Curing the ‘I Gotta Have It’ Syndrome
Apologies if the subtitle of this feature seems misleading—because there is no cure for the ‘I gotta have it’ syndrome. Kids will be kids, and kids are human. Materialism is practically hard-wired into us, and a consumerist culture that becomes more pervasive with every passing decade certainly isn’t helping matters.
The good news is that you can exert a remarkable amount of control over cases of the ‘gotta have its.’ You are, after all, the parent, the single-most important authority figure for your children. You are a role model, an educator and a guide all rolled into one loving package. And it’s a combination of love, patience, common-sense and benevolent self-interest (yours, as well as theirs) that will help you teach your kids that less can indeed be more.
Communication is your top tool. Sure, you can order your kids around—or at least, you can try to—but authoritative foot-planting only gets you so far. Kids do respect boundaries, no matter how much they might protest when a line is being drawn. But true respect comes from understanding, and understanding is a simple matter of communication.
Go Beyond ‘Because I Said So’
Kari Norman, a Toronto mother of three under-10 kids and expecting a fourth, offers a grocery-shopping example of mitigating the ‘I gotta have its’ with a polite explanation: When her charming trio demanded super-sugary Lucky Charms for breakfast cereal, she showed them the “nutritional content” on the side of the box. The kids might not have been happy about the decision, but Kari is confident that deep-down, they understood that the request denial came with good reason.
Michelle Butler Hallett of St. John’s, NL, a mother of one tween and one under-10 kid, reminds us that communicating ‘No’ can be, for lack of a better term, ‘fun.’ She has been known to sing the chorus to The Rolling Stones’ ‘You Can’t Always Get What You Want’ to her children during in-store sulks. She also points to the value of education in terms of the moderation process, saying that in the end, it’s really a matter of what individual parents value and want to encourage in their children.
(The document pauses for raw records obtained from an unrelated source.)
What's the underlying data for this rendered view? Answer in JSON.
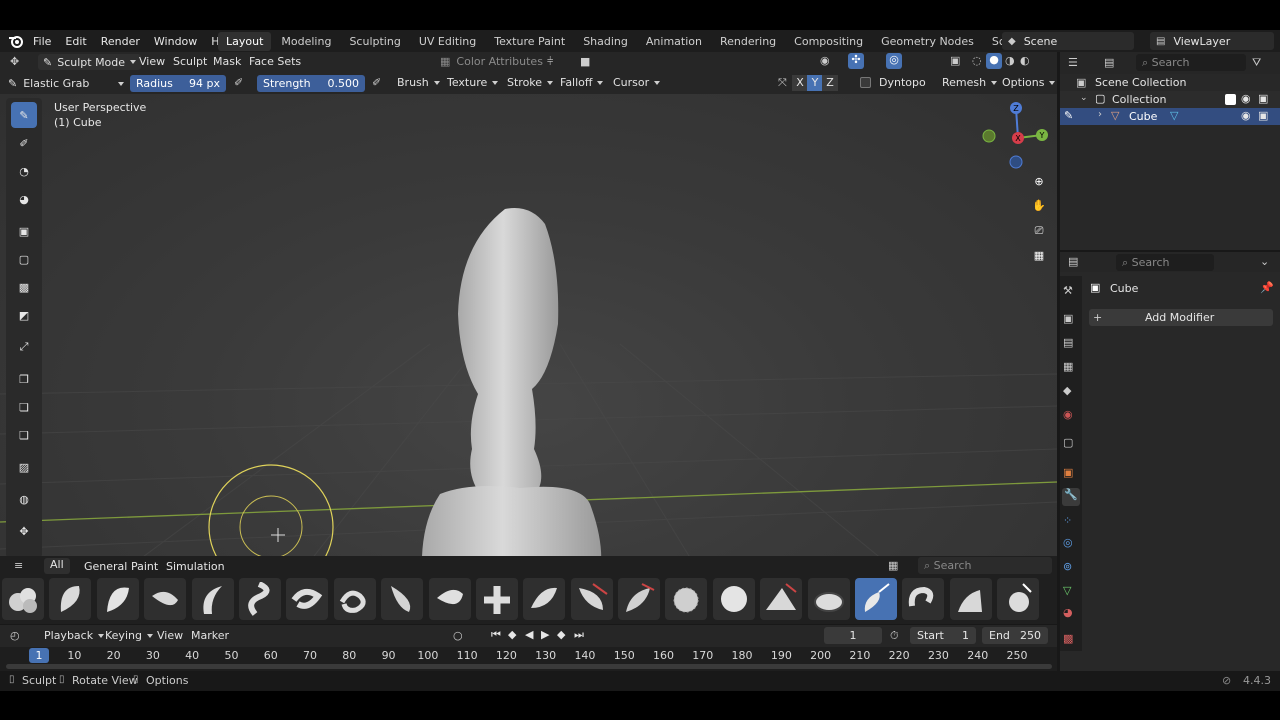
{
  "menu": [
    "File",
    "Edit",
    "Render",
    "Window",
    "Help"
  ],
  "workspaces": [
    "Layout",
    "Modeling",
    "Sculpting",
    "UV Editing",
    "Texture Paint",
    "Shading",
    "Animation",
    "Rendering",
    "Compositing",
    "Geometry Nodes",
    "Scripting"
  ],
  "active_workspace": "Layout",
  "scene": {
    "label": "Scene",
    "viewlayer": "ViewLayer"
  },
  "header": {
    "mode": "Sculpt Mode",
    "menus": [
      "View",
      "Sculpt",
      "Mask",
      "Face Sets"
    ],
    "color_attributes": "Color Attributes"
  },
  "tool": {
    "brush_name": "Elastic Grab",
    "radius_label": "Radius",
    "radius_value": "94 px",
    "strength_label": "Strength",
    "strength_value": "0.500",
    "menus": [
      "Brush",
      "Texture",
      "Stroke",
      "Falloff",
      "Cursor"
    ],
    "axes": [
      "X",
      "Y",
      "Z"
    ],
    "dyntopo": "Dyntopo",
    "remesh": "Remesh",
    "options": "Options"
  },
  "viewport": {
    "perspective": "User Perspective",
    "object": "(1) Cube"
  },
  "outliner": {
    "search_placeholder": "Search",
    "scene_collection": "Scene Collection",
    "collection": "Collection",
    "cube": "Cube"
  },
  "properties": {
    "search_placeholder": "Search",
    "object": "Cube",
    "add_modifier": "Add Modifier"
  },
  "asset_shelf": {
    "tabs": [
      "All",
      "General",
      "Paint",
      "Simulation"
    ],
    "search_placeholder": "Search"
  },
  "timeline": {
    "menus": [
      "Playback",
      "Keying",
      "View",
      "Marker"
    ],
    "current_frame": "1",
    "start_label": "Start",
    "start": "1",
    "end_label": "End",
    "end": "250",
    "ticks": [
      "1",
      "10",
      "20",
      "30",
      "40",
      "50",
      "60",
      "70",
      "80",
      "90",
      "100",
      "110",
      "120",
      "130",
      "140",
      "150",
      "160",
      "170",
      "180",
      "190",
      "200",
      "210",
      "220",
      "230",
      "240",
      "250"
    ]
  },
  "status": {
    "items": [
      "Sculpt",
      "Rotate View",
      "Options"
    ],
    "version": "4.4.3"
  },
  "colors": {
    "accent": "#4772b3",
    "header": "#262626",
    "viewport": "#3d3d3d"
  }
}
“Is one, as a parent, more concerned with a child developing perseverance, patience, independence and compassion, or is one more concerned as a parent with a child also keeping up with the Joneses?” Put it that way, and the answer is obvious.
Allow Yourself an Ally
As far as education goes, math can serve as a great ally. Allowances might be old-fashioned, but they’re still around for a reason: they work. Having an allowance not only helps to teach young children the basics of addition and subtraction, it helps teach them to save money, as well as allocate their limited income towards the things they want the most. Better yet, giving children an allowance gives them a certain amount of control over their lives—something they desperately crave. More, in fact, than they crave the ‘gotta have it’ item.
But Céline Wilson, a Chelsea, QC, mother of two under-10 kids, mentions one potential pitfall of their allowance situation, which has a ‘work for your dollar’ ethic: Daughter number two, six years old, chooses to watch her sister, eight years old, clean up their mess, rather than help and get an allowance.
As with most parenting challenges, at the root of any ‘I gotta have it’ situation is the parent’s ability to say ‘No’ when it matters most. Marcus Tamm a Toronto father of two under-five kids, recommends the 2007 book NO: Why Kids—of All Ages—Need to Hear It and Ways Parents Can Say It, by Dave Walsh, PhD.
Walsh, part of a Minneapolis-based foundation called National Institute on Media and the Family, is by no means a party pooper: his core argument involves enlightening parents as to how they can control the exposure their children get to media sources that may be influencing them in ways counter to parents’ own efforts.
Do You Have the ‘Gotta-Have-Its?’
As for his own household, Marcus says that his elder son often says that he wants each thing shown on TV commercials. “He also points at the ads in comics and says he needs one of each kind.”
The Tamms’ solution: “We mostly ignore it and he seemingly always forgets about the toy at the end of the commercial or when he turns the page.”
Alison Mercer (Toronto, Ont.), a mother of two under-six kids, tells a similar story of her junior-kindergarten son expressing ‘need’ for a particular toy when in the schoolyard—as other kids had one—but never actually using it at home, where it “soon escaped into that secret place where all of the kids’ mismatched socks, and my sunglasses, have disappeared into.”
Sometimes it’s a matter of ignoring the bad influences rather than the kids’ pleas. “Advertisers spend a fortune trying to give the ‘I gotta have it’ theme to children,” says Sheila Smail, a mother of two teens in Ottawa, ON. She recommends parents also look into themselves to identify the very syndrome they are trying to curb in their kids.
“Read up on anti-consumerism; learn about what production and consumption is doing to the environment. Think about all the garbage that is being created—highly toxic garbage at that—when everyone simply must replace their old TV with a new flat screen.”
Andrew Wilson, husband of Céline, puts it bluntly: “Turn off the TV. You’ll be amazed.”